LP gives a ‘90s pop performance brimming with androgynous pride at Ace of Spades
I was not a fan of Laura Pergolizzi, who goes by LP. Before I was invited to see her kick off her North American tour with a sold-out show at Ace of Spades this past Friday, I would have assumed from the name that she was an obscure indie band. But now I’m a super fan: dissecting songs, passing her 100-million-views YouTube videos along to friends and even cultivating more queer pride within myself.
From the minute the crew starts setting up the stage, LP’s diverse sea of fans emits excitement over the slightest lighting shift. And then, 46 chromosomes worth of androgynous perfection, with a gorgeous Bob Dylanesque curly mane, in a burgundy bomber jacket, backed by an incredible band, commits to us instantly. The Long Island-born singer-songwriter has us in her trap.
As she seduces us with her power on “Other People,” the group next to me is sent into a whirlwind of fascination. On “Tightrope,” she offers us hope as the crowd passionately sings along: “Flew down the clouds together, but don’t look down, not ever; don’t ask why, just look out into forever.”
LP grips our attention as she moves from melancholy to utter joy—enchanting lullabies in one song and punk rock pop party in the next. Inciting us to reminisce about an old toxic lover on “Switchblade”: “We were electric, we were wild and free, and I thought you meant it.”

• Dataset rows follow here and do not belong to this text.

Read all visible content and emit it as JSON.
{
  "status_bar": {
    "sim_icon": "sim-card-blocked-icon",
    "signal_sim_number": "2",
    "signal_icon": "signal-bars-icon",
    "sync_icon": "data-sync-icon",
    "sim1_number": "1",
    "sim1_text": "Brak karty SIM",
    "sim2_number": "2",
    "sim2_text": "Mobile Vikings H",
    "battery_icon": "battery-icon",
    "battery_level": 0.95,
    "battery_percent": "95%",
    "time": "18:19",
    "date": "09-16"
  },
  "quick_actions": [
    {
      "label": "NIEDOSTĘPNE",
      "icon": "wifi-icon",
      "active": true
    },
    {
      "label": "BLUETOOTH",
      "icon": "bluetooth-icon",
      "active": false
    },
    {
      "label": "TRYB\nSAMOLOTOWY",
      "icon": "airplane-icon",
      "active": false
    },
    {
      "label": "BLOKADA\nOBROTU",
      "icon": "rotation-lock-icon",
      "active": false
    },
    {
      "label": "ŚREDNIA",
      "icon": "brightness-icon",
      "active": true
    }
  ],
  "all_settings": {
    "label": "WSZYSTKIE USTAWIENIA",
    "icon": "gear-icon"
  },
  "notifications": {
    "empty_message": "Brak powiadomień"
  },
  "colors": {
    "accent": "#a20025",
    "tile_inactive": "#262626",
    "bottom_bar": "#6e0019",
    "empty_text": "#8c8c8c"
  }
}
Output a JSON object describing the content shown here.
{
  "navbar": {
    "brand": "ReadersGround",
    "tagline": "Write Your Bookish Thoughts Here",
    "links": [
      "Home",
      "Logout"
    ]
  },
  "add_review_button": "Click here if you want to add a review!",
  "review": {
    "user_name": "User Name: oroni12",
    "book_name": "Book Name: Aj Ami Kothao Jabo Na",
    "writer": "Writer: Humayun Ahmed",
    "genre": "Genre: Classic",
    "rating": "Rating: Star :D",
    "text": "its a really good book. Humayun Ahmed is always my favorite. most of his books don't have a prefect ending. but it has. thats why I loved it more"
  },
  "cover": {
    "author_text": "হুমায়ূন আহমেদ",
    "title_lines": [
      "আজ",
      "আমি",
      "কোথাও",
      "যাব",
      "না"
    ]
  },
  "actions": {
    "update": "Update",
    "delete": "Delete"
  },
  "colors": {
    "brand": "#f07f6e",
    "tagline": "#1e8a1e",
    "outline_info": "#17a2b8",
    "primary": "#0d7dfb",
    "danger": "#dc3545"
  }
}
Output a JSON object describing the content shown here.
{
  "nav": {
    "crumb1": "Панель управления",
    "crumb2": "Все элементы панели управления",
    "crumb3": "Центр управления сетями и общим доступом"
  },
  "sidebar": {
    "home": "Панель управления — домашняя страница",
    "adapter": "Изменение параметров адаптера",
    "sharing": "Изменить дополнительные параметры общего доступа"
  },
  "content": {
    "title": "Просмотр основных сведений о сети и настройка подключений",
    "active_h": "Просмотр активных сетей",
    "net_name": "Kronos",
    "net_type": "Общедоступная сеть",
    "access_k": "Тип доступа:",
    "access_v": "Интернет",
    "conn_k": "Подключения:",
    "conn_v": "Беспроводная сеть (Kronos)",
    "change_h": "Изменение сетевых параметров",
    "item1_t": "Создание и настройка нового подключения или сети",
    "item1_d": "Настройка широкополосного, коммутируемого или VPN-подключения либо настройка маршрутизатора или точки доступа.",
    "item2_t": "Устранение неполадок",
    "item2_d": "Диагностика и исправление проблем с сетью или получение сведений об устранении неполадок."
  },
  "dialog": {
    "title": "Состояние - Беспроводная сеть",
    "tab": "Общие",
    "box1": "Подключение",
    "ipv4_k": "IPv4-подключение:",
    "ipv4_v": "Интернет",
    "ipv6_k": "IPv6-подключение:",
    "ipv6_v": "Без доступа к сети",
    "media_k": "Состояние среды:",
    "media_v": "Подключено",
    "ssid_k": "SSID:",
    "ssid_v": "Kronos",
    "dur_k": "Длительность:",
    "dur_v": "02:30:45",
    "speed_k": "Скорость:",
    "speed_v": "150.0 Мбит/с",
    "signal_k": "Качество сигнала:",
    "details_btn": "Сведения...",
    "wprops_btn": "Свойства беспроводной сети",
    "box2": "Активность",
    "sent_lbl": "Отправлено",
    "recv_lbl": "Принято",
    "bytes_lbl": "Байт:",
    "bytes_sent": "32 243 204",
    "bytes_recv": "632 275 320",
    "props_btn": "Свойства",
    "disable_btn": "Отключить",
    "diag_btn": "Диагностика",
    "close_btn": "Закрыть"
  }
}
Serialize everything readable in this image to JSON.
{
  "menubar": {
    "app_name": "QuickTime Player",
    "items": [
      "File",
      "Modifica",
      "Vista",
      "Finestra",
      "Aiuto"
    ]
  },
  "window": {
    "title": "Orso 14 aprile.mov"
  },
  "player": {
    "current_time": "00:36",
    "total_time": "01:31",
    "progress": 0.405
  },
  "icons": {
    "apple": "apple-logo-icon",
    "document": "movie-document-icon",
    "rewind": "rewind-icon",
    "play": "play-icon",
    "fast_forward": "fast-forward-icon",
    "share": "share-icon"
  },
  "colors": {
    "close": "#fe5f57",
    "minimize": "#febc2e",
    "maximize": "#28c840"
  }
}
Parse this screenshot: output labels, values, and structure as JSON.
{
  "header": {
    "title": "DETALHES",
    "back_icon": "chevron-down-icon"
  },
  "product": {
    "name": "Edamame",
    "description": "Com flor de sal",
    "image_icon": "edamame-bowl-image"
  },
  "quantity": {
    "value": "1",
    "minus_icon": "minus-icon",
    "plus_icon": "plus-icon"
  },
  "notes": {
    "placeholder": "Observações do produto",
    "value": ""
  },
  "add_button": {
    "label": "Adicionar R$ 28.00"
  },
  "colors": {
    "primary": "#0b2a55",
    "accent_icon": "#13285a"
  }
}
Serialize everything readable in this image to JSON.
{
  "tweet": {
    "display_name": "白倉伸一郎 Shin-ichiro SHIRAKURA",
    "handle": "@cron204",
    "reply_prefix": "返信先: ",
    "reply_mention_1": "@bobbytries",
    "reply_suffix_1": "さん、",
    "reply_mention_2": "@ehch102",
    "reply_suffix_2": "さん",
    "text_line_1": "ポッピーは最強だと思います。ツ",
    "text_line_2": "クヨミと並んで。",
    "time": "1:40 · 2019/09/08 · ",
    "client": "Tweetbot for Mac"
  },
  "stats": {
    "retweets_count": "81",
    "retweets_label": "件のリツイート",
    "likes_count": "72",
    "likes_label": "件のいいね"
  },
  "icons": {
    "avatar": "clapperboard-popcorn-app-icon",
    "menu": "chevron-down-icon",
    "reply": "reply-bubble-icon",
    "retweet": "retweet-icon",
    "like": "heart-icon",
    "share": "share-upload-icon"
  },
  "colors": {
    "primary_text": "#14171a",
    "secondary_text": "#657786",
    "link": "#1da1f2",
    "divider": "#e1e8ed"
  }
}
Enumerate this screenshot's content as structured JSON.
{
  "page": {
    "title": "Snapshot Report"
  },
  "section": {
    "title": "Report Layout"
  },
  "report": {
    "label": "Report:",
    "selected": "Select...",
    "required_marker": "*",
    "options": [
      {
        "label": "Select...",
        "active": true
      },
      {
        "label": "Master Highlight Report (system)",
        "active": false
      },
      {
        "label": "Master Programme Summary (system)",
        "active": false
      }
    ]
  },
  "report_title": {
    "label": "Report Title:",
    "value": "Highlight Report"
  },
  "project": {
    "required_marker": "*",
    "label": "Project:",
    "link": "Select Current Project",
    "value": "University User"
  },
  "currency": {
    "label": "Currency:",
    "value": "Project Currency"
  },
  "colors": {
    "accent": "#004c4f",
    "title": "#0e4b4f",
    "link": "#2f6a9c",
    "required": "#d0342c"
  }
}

She plays the ukulele intimately, as if it is an extension of her limbs and veins. She’s got moves like Jagger, the heart of a Montague, the wordplay of a young Paul Simon and a femininity all her own. And her voice is like a philharmonic angel you might expect to hear at the pearly gates, but with enough grit to let you know she’s been through some shit with life and love, and she’s here to tell you it’ll be OK.
The sensual, be-yourself anthem “Up Against Me” brings a tone of radical self-acceptance and love. “And don’t believe the government, or anything you read. ‘Cause nothing really matters when you’re up against me.”
“When We’re High” ignites a little THC and invites us to abandon our defenses and, well, get high.
Her penchant for owning her identity, onstage and in cyberspace, entices her fans, and new ones such as myself, to transmit emotion fearlessly and live far more authentically than appeasing the learned social norms of our genders.
I had read about the moments she spent behind the spotlight, writing songs for artists such as Rihanna and Backstreet Boys and working with the legendary producer Linda Perry. She’s been in the game and singing her heart out to bi-curious women and their boyfriends for decades. LP is best experienced in the flesh, ’90s style, to comprehend what makes this distinguished talent so valuable.